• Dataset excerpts
* * * * * * *

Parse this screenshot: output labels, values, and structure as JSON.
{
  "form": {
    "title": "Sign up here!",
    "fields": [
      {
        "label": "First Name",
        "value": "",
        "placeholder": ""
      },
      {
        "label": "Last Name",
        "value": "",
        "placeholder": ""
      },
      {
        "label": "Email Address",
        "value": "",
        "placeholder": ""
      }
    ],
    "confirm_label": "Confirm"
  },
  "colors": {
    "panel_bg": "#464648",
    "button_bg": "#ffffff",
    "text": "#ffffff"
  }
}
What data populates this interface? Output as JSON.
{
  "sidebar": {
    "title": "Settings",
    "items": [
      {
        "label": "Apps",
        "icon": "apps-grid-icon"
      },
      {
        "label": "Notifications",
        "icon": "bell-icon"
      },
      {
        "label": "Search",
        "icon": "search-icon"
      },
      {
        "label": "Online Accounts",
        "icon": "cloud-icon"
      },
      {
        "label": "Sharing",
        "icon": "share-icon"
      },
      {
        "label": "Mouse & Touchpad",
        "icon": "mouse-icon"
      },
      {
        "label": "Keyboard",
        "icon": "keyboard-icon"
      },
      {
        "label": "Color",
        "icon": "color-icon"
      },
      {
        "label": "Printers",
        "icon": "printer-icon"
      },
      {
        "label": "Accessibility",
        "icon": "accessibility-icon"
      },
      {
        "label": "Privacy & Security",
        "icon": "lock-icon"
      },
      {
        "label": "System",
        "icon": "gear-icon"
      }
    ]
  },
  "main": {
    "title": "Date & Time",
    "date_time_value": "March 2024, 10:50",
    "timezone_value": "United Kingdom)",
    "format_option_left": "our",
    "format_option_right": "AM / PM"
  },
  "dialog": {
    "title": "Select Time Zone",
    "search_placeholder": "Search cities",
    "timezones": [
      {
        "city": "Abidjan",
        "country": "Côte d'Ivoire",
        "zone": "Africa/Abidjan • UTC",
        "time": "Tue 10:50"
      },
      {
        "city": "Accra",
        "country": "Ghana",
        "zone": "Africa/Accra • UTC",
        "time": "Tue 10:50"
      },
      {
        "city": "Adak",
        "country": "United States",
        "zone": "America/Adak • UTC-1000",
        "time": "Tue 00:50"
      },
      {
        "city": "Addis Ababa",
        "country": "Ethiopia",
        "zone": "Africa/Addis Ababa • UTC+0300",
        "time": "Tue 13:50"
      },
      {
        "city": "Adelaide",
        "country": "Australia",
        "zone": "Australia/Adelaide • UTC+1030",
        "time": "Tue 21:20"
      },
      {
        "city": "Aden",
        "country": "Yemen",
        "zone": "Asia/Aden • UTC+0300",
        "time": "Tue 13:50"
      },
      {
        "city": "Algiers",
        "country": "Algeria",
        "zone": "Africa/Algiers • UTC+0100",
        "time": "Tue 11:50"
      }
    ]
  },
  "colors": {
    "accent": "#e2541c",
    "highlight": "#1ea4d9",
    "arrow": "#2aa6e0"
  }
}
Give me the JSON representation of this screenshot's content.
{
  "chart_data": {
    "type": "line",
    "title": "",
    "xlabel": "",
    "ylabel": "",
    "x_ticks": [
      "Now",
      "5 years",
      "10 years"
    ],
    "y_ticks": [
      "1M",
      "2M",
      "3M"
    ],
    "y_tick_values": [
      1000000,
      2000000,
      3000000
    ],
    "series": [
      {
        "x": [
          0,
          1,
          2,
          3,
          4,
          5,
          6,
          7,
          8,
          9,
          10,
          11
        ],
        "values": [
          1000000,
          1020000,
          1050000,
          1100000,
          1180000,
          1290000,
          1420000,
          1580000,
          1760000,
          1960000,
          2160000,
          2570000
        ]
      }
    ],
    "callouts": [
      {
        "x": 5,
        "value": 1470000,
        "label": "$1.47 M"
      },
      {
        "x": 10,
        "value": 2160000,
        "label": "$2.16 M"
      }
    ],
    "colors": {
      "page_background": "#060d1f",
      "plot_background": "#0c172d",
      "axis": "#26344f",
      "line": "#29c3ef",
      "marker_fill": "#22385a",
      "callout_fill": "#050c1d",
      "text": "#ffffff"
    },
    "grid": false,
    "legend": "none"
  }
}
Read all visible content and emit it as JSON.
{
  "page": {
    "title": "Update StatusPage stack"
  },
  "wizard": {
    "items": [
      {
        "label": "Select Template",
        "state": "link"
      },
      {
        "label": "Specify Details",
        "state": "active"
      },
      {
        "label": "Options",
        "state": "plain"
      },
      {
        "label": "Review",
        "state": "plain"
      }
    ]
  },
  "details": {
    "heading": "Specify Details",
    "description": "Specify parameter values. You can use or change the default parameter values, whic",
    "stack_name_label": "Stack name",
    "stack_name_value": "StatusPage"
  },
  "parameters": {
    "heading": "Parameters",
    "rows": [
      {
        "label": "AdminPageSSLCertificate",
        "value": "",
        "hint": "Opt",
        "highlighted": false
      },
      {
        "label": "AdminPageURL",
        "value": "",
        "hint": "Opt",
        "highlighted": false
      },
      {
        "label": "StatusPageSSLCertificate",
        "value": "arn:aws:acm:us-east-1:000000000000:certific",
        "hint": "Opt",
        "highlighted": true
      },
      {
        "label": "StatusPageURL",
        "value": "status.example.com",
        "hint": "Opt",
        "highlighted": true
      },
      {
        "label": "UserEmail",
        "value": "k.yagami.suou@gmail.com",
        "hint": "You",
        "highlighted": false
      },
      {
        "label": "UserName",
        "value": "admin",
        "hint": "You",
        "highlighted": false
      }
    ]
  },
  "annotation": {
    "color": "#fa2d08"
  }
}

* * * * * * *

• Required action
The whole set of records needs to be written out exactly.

• Exercise response
Parse this screenshot: output labels, values, and structure as JSON.
{
  "form": {
    "title": "Sign up here!",
    "fields": [
      {
        "label": "First Name",
        "value": "",
        "placeholder": ""
      },
      {
        "label": "Last Name",
        "value": "",
        "placeholder": ""
      },
      {
        "label": "Email Address",
        "value": "",
        "placeholder": ""
      }
    ],
    "confirm_label": "Confirm"
  },
  "colors": {
    "panel_bg": "#464648",
    "button_bg": "#ffffff",
    "text": "#ffffff"
  }
}
What data populates this interface? Output as JSON.
{
  "sidebar": {
    "title": "Settings",
    "items": [
      {
        "label": "Apps",
        "icon": "apps-grid-icon"
      },
      {
        "label": "Notifications",
        "icon": "bell-icon"
      },
      {
        "label": "Search",
        "icon": "search-icon"
      },
      {
        "label": "Online Accounts",
        "icon": "cloud-icon"
      },
      {
        "label": "Sharing",
        "icon": "share-icon"
      },
      {
        "label": "Mouse & Touchpad",
        "icon": "mouse-icon"
      },
      {
        "label": "Keyboard",
        "icon": "keyboard-icon"
      },
      {
        "label": "Color",
        "icon": "color-icon"
      },
      {
        "label": "Printers",
        "icon": "printer-icon"
      },
      {
        "label": "Accessibility",
        "icon": "accessibility-icon"
      },
      {
        "label": "Privacy & Security",
        "icon": "lock-icon"
      },
      {
        "label": "System",
        "icon": "gear-icon"
      }
    ]
  },
  "main": {
    "title": "Date & Time",
    "date_time_value": "March 2024, 10:50",
    "timezone_value": "United Kingdom)",
    "format_option_left": "our",
    "format_option_right": "AM / PM"
  },
  "dialog": {
    "title": "Select Time Zone",
    "search_placeholder": "Search cities",
    "timezones": [
      {
        "city": "Abidjan",
        "country": "Côte d'Ivoire",
        "zone": "Africa/Abidjan • UTC",
        "time": "Tue 10:50"
      },
      {
        "city": "Accra",
        "country": "Ghana",
        "zone": "Africa/Accra • UTC",
        "time": "Tue 10:50"
      },
      {
        "city": "Adak",
        "country": "United States",
        "zone": "America/Adak • UTC-1000",
        "time": "Tue 00:50"
      },
      {
        "city": "Addis Ababa",
        "country": "Ethiopia",
        "zone": "Africa/Addis Ababa • UTC+0300",
        "time": "Tue 13:50"
      },
      {
        "city": "Adelaide",
        "country": "Australia",
        "zone": "Australia/Adelaide • UTC+1030",
        "time": "Tue 21:20"
      },
      {
        "city": "Aden",
        "country": "Yemen",
        "zone": "Asia/Aden • UTC+0300",
        "time": "Tue 13:50"
      },
      {
        "city": "Algiers",
        "country": "Algeria",
        "zone": "Africa/Algiers • UTC+0100",
        "time": "Tue 11:50"
      }
    ]
  },
  "colors": {
    "accent": "#e2541c",
    "highlight": "#1ea4d9",
    "arrow": "#2aa6e0"
  }
}
Give me the JSON representation of this screenshot's content.
{
  "chart_data": {
    "type": "line",
    "title": "",
    "xlabel": "",
    "ylabel": "",
    "x_ticks": [
      "Now",
      "5 years",
      "10 years"
    ],
    "y_ticks": [
      "1M",
      "2M",
      "3M"
    ],
    "y_tick_values": [
      1000000,
      2000000,
      3000000
    ],
    "series": [
      {
        "x": [
          0,
          1,
          2,
          3,
          4,
          5,
          6,
          7,
          8,
          9,
          10,
          11
        ],
        "values": [
          1000000,
          1020000,
          1050000,
          1100000,
          1180000,
          1290000,
          1420000,
          1580000,
          1760000,
          1960000,
          2160000,
          2570000
        ]
      }
    ],
    "callouts": [
      {
        "x": 5,
        "value": 1470000,
        "label": "$1.47 M"
      },
      {
        "x": 10,
        "value": 2160000,
        "label": "$2.16 M"
      }
    ],
    "colors": {
      "page_background": "#060d1f",
      "plot_background": "#0c172d",
      "axis": "#26344f",
      "line": "#29c3ef",
      "marker_fill": "#22385a",
      "callout_fill": "#050c1d",
      "text": "#ffffff"
    },
    "grid": false,
    "legend": "none"
  }
}
Read all visible content and emit it as JSON.
{
  "page": {
    "title": "Update StatusPage stack"
  },
  "wizard": {
    "items": [
      {
        "label": "Select Template",
        "state": "link"
      },
      {
        "label": "Specify Details",
        "state": "active"
      },
      {
        "label": "Options",
        "state": "plain"
      },
      {
        "label": "Review",
        "state": "plain"
      }
    ]
  },
  "details": {
    "heading": "Specify Details",
    "description": "Specify parameter values. You can use or change the default parameter values, whic",
    "stack_name_label": "Stack name",
    "stack_name_value": "StatusPage"
  },
  "parameters": {
    "heading": "Parameters",
    "rows": [
      {
        "label": "AdminPageSSLCertificate",
        "value": "",
        "hint": "Opt",
        "highlighted": false
      },
      {
        "label": "AdminPageURL",
        "value": "",
        "hint": "Opt",
        "highlighted": false
      },
      {
        "label": "StatusPageSSLCertificate",
        "value": "arn:aws:acm:us-east-1:000000000000:certific",
        "hint": "Opt",
        "highlighted": true
      },
      {
        "label": "StatusPageURL",
        "value": "status.example.com",
        "hint": "Opt",
        "highlighted": true
      },
      {
        "label": "UserEmail",
        "value": "k.yagami.suou@gmail.com",
        "hint": "You",
        "highlighted": false
      },
      {
        "label": "UserName",
        "value": "admin",
        "hint": "You",
        "highlighted": false
      }
    ]
  },
  "annotation": {
    "color": "#fa2d08"
  }
}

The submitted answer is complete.